▶ [EXERCISE BRIEF]: Restate each entry below exactly; pictures stay out of the copy.

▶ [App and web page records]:
----------
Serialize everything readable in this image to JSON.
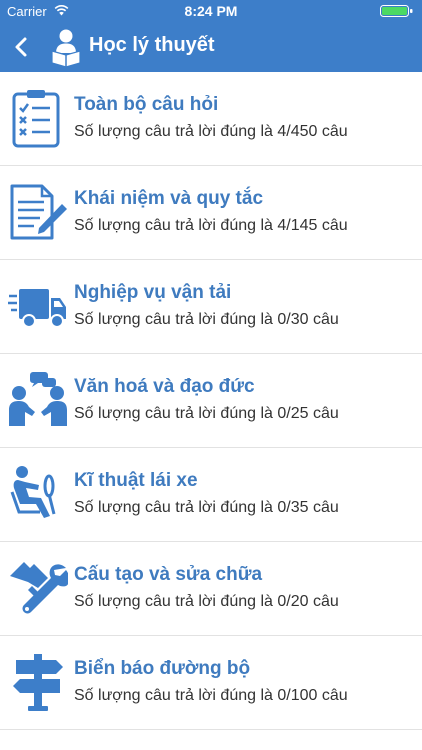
{
  "status": {
    "carrier": "Carrier",
    "time": "8:24 PM"
  },
  "header": {
    "title": "Học lý thuyết",
    "back_icon": "chevron-left-icon",
    "icon": "student-reading-icon"
  },
  "colors": {
    "header_bg": "#3d7ec9",
    "title": "#3f7bbf",
    "icon": "#3d7ec9"
  },
  "items": [
    {
      "title": "Toàn bộ câu hỏi",
      "subtitle": "Số lượng câu trả lời đúng là 4/450 câu",
      "icon": "checklist-clipboard-icon"
    },
    {
      "title": "Khái niệm và quy tắc",
      "subtitle": "Số lượng câu trả lời đúng là 4/145 câu",
      "icon": "document-pen-icon"
    },
    {
      "title": "Nghiệp vụ vận tải",
      "subtitle": "Số lượng câu trả lời đúng là 0/30 câu",
      "icon": "delivery-truck-icon"
    },
    {
      "title": "Văn hoá và đạo đức",
      "subtitle": "Số lượng câu trả lời đúng là 0/25 câu",
      "icon": "people-handshake-icon"
    },
    {
      "title": "Kĩ thuật lái xe",
      "subtitle": "Số lượng câu trả lời đúng là 0/35 câu",
      "icon": "driver-seat-icon"
    },
    {
      "title": "Cấu tạo và sửa chữa",
      "subtitle": "Số lượng câu trả lời đúng là 0/20 câu",
      "icon": "wrench-repair-icon"
    },
    {
      "title": "Biển báo đường bộ",
      "subtitle": "Số lượng câu trả lời đúng là 0/100 câu",
      "icon": "signpost-icon"
    }
  ]
}
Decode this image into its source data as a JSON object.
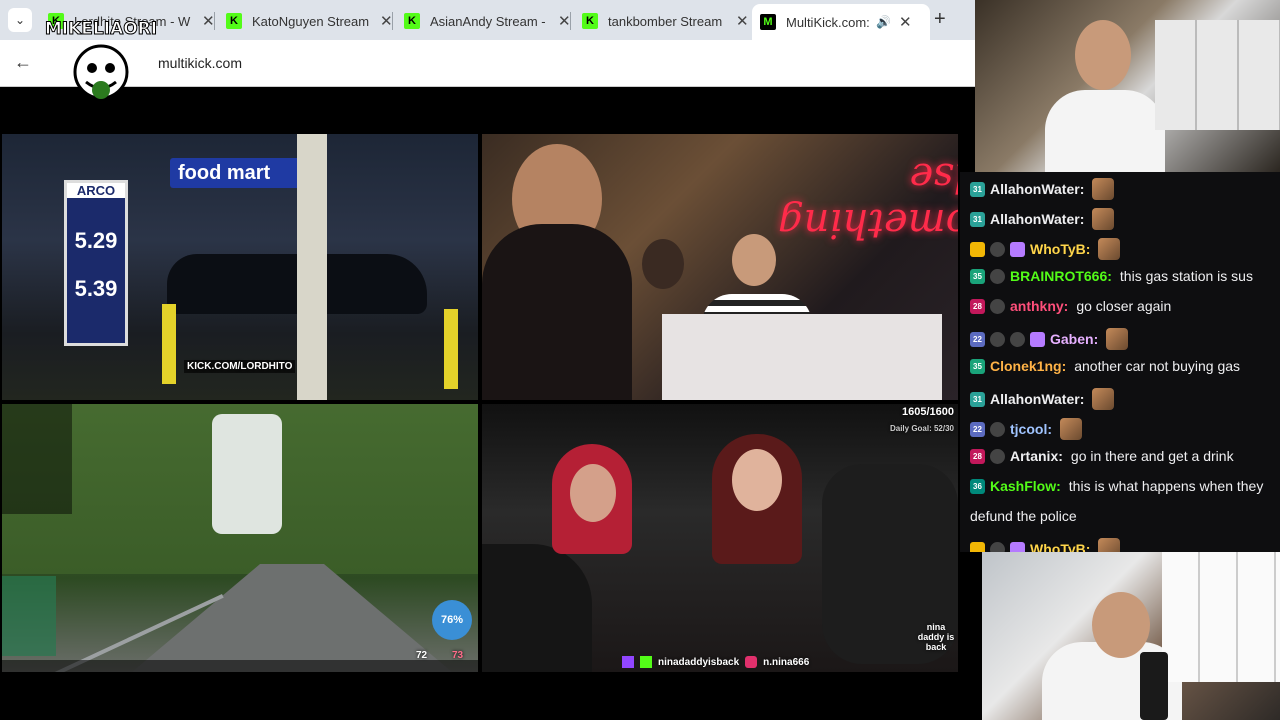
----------
▶ [PROBLEM SOLUTION]:
Serialize everything readable in this image to JSON.
{
  "status": {
    "carrier": "Carrier",
    "time": "8:24 PM"
  },
  "header": {
    "title": "Học lý thuyết",
    "back_icon": "chevron-left-icon",
    "icon": "student-reading-icon"
  },
  "colors": {
    "header_bg": "#3d7ec9",
    "title": "#3f7bbf",
    "icon": "#3d7ec9"
  },
  "items": [
    {
      "title": "Toàn bộ câu hỏi",
      "subtitle": "Số lượng câu trả lời đúng là 4/450 câu",
      "icon": "checklist-clipboard-icon"
    },
    {
      "title": "Khái niệm và quy tắc",
      "subtitle": "Số lượng câu trả lời đúng là 4/145 câu",
      "icon": "document-pen-icon"
    },
    {
      "title": "Nghiệp vụ vận tải",
      "subtitle": "Số lượng câu trả lời đúng là 0/30 câu",
      "icon": "delivery-truck-icon"
    },
    {
      "title": "Văn hoá và đạo đức",
      "subtitle": "Số lượng câu trả lời đúng là 0/25 câu",
      "icon": "people-handshake-icon"
    },
    {
      "title": "Kĩ thuật lái xe",
      "subtitle": "Số lượng câu trả lời đúng là 0/35 câu",
      "icon": "driver-seat-icon"
    },
    {
      "title": "Cấu tạo và sửa chữa",
      "subtitle": "Số lượng câu trả lời đúng là 0/20 câu",
      "icon": "wrench-repair-icon"
    },
    {
      "title": "Biển báo đường bộ",
      "subtitle": "Số lượng câu trả lời đúng là 0/100 câu",
      "icon": "signpost-icon"
    }
  ]
}
Decode this image into its source data as a JSON object.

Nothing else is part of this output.